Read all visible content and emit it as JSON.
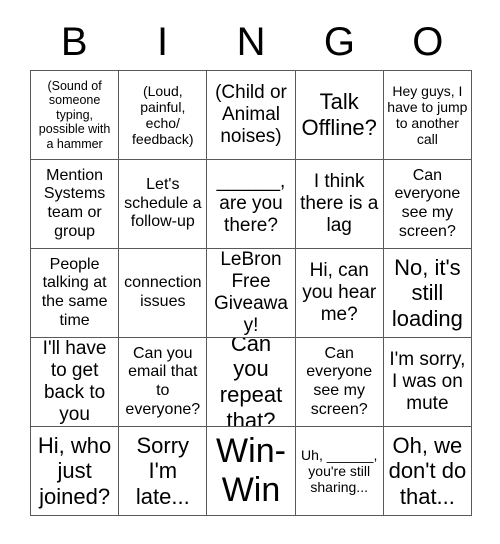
{
  "card": {
    "title": "BINGO",
    "header_letters": [
      "B",
      "I",
      "N",
      "G",
      "O"
    ],
    "border_color": "#595959",
    "background_color": "#ffffff",
    "text_color": "#000000",
    "rows": 5,
    "columns": 5,
    "cells": [
      {
        "text": "(Sound of someone typing, possible with a hammer",
        "size": "fs-xs"
      },
      {
        "text": "(Loud, painful, echo/ feedback)",
        "size": "fs-sm"
      },
      {
        "text": "(Child or Animal noises)",
        "size": "fs-lg"
      },
      {
        "text": "Talk Offline?",
        "size": "fs-xl"
      },
      {
        "text": "Hey guys, I have to jump to another call",
        "size": "fs-sm"
      },
      {
        "text": "Mention Systems team or group",
        "size": "fs-md"
      },
      {
        "text": "Let's schedule a follow-up",
        "size": "fs-md"
      },
      {
        "text": "______, are you there?",
        "size": "fs-lg"
      },
      {
        "text": "I think there is a lag",
        "size": "fs-lg"
      },
      {
        "text": "Can everyone see my screen?",
        "size": "fs-md"
      },
      {
        "text": "People talking at the same time",
        "size": "fs-md"
      },
      {
        "text": "connection issues",
        "size": "fs-md"
      },
      {
        "text": "LeBron Free Giveaway!",
        "size": "fs-lg"
      },
      {
        "text": "Hi, can you hear me?",
        "size": "fs-lg"
      },
      {
        "text": "No, it's still loading",
        "size": "fs-xl"
      },
      {
        "text": "I'll have to get back to you",
        "size": "fs-lg"
      },
      {
        "text": "Can you email that to everyone?",
        "size": "fs-md"
      },
      {
        "text": "Can you repeat that?",
        "size": "fs-xl"
      },
      {
        "text": "Can everyone see my screen?",
        "size": "fs-md"
      },
      {
        "text": "I'm sorry, I was on mute",
        "size": "fs-lg"
      },
      {
        "text": "Hi, who just joined?",
        "size": "fs-xl"
      },
      {
        "text": "Sorry I'm late...",
        "size": "fs-xl"
      },
      {
        "text": "Win-Win",
        "size": "fs-xxl"
      },
      {
        "text": "Uh, ______, you're still sharing...",
        "size": "fs-sm"
      },
      {
        "text": "Oh, we don't do that...",
        "size": "fs-xl"
      }
    ]
  }
}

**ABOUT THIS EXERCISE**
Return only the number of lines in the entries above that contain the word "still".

**FINISHED TASK**
2